[Start of section]
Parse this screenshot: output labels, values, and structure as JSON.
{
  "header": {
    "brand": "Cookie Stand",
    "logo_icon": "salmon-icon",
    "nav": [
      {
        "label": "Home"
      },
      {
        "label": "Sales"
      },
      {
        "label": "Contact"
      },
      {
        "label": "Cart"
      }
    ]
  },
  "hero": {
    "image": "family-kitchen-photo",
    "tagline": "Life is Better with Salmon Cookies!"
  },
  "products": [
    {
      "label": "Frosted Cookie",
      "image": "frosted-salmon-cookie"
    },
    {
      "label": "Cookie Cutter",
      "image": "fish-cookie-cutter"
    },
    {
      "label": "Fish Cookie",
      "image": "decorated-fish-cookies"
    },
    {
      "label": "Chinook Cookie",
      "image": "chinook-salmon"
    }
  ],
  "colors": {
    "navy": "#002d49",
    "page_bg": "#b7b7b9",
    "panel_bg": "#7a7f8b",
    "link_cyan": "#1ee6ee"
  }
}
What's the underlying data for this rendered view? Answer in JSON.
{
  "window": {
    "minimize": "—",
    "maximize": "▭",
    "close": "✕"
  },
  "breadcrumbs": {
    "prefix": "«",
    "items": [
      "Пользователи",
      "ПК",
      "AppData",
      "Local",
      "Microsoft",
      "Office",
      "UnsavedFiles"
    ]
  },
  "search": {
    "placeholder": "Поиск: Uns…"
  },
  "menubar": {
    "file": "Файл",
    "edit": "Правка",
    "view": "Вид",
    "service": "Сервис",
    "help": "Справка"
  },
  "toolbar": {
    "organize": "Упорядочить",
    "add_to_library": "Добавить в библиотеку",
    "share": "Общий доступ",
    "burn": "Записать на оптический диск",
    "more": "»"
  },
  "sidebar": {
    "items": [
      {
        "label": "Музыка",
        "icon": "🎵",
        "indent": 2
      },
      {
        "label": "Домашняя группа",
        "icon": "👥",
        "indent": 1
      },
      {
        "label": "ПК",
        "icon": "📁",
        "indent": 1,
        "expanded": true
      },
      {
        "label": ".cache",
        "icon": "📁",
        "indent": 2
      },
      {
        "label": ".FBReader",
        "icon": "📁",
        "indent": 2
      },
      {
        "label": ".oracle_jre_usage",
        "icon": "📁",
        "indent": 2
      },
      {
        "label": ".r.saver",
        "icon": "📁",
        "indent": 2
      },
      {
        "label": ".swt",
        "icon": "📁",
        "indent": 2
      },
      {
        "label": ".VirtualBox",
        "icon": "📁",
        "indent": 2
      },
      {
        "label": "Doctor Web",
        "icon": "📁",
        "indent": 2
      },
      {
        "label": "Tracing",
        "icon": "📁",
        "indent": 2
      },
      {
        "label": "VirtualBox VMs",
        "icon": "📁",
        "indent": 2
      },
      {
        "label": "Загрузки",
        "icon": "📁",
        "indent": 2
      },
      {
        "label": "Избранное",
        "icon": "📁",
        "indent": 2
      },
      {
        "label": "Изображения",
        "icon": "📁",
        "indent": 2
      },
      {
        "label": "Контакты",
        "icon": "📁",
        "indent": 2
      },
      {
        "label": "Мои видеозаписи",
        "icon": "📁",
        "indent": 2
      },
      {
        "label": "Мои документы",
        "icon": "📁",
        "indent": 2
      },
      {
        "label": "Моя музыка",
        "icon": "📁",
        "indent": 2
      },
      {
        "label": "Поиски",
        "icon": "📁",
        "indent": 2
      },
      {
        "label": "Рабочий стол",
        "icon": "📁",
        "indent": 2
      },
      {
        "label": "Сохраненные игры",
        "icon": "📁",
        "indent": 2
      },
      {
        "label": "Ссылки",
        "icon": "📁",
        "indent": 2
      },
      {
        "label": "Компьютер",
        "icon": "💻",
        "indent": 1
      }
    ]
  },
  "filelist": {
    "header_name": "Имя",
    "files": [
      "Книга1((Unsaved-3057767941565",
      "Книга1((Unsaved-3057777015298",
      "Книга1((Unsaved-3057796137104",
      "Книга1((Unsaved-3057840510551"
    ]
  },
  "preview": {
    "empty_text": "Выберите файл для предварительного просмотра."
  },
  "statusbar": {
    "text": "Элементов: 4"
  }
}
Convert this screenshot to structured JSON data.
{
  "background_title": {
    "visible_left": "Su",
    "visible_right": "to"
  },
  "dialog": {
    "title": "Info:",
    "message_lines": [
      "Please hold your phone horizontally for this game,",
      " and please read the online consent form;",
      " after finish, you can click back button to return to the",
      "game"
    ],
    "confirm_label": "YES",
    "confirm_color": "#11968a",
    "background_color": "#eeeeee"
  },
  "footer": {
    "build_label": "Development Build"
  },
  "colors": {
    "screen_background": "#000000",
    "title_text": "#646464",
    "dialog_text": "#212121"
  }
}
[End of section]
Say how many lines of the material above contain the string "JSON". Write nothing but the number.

3